Metal Polishing Basics
Metal polishing is a finishing method that uses an abrasive material to smooth surfaces. When polished, the surfaces of metallic objects are freed of defects and become more reflective and shiny, enhancing their appearance. Metal polishing can be complemented by buffing, a less harsh method that results in a brighter finish.
Aside from its cosmetic value, metal polishing also serves a practical purpose. Beneath the surface, it removes oxidation from and prevents further corrosion of a metal, significantly prolonging its working life.
Metal Polishing Process
Metal polishing can be performed with several varieties of abrasive. The best abrasive for it largely depends on the condition of the material that will be polished.

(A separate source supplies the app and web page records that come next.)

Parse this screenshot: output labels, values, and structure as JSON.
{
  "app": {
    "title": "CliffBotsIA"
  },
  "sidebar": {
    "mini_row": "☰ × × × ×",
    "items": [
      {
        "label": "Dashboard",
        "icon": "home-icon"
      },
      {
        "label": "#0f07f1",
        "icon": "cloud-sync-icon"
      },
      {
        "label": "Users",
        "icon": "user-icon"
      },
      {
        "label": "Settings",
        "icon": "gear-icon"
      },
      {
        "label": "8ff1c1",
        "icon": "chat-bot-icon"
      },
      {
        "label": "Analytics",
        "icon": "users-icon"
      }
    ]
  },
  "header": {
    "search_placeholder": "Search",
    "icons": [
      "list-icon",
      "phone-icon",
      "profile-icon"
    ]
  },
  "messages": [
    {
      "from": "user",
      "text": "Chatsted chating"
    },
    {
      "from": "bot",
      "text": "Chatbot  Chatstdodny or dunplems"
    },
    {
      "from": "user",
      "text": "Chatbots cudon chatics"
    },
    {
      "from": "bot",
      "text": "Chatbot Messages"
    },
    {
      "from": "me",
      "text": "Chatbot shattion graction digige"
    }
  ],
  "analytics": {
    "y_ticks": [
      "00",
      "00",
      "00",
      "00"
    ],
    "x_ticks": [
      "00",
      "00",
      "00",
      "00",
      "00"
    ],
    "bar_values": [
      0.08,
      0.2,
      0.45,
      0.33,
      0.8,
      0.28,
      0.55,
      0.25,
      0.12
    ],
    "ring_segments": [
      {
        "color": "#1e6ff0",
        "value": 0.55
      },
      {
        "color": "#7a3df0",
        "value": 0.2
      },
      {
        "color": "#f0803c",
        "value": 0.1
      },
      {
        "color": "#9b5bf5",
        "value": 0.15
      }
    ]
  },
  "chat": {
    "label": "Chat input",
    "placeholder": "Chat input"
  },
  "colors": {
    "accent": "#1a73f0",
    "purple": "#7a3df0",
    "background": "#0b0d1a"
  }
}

If the material is unfinished, polishing will consist of several stages. During the first stage, a rougher abrasive that removes imperfections from the material is used. Finer abrasives that leave the material relatively unmarked are used in subsequent stages.
To achieve a mirror-like finish, polishing and buffing compounds are usually applied with polishing wheels and high-speed polishers. While some polishing materials can be applied as-is, wax, kerosene, and other lubricants can also be used during the process. To achieve an even brighter shine, buffing can be performed with the aid of stationary polishers, die grinders, or specialized automated equipment.
In the case of softer metals like brass, a very fine, copper-plated grit is used to smooth out marks from impurities. An airflow mop is used to buff these metals.
Because of their unique requirements, certain tools such as chisels, hammers, screwdrivers, and wrenches are subjected to a different polishing process. The same is true for knives and cutlery.
Tools initially require roughing using a grinding wheel. The materials are then finished using dry polishing materials. If an extra fine polish is necessary, greasing is also performed on the materials. Similarly, knives and cutlery require fine or blue glazing.
Depending on the strength of the metal, different types of abrasives may be used during polishing.
For high-tensile strength metals such as alloy and carbon steel as well as iron and nonferrous alloys, white and grey aluminum oxide abrasives are preferred. Ferrous metals such as steel require green chromium oxide abrasives.
Canvas and leather are ideal for polishing wheels, although a wide variety of other materials, including cotton cloth, felt, leather, paper, plastic, sheepskin, rubber, and wool can also be used. Cotton or wool cloth are used for buffing wheels or mops.
Polishing is a necessary stage in many manufacturing processes. Architectural metal, cookware, kitchenware, metal automobile parts, and handrails are just some of the products that are polished before they reach the market. In other cases, metals can be polished as part of general repairs or restoration.
Polishing and buffing can also contribute to workplace safety. Buffing, for example, helps prevent corrosion in specialty plumbing. When applied to pipes found in dairy and pharmaceutical plants, it also destroys bacteria or mold and prevents corrosion, thus ensuring product safety.
Polishing brings out the shine in metallic surfaces and improves the performance of many essential products. At Helander, we’re proud to offer the finest polishing services for every metal used in modern manufacturing. From aluminum to titanium, we have the expertise needed to polish your metals according to your exact specifications.
If you’d like to learn more about our metal polishing services, visit our website here.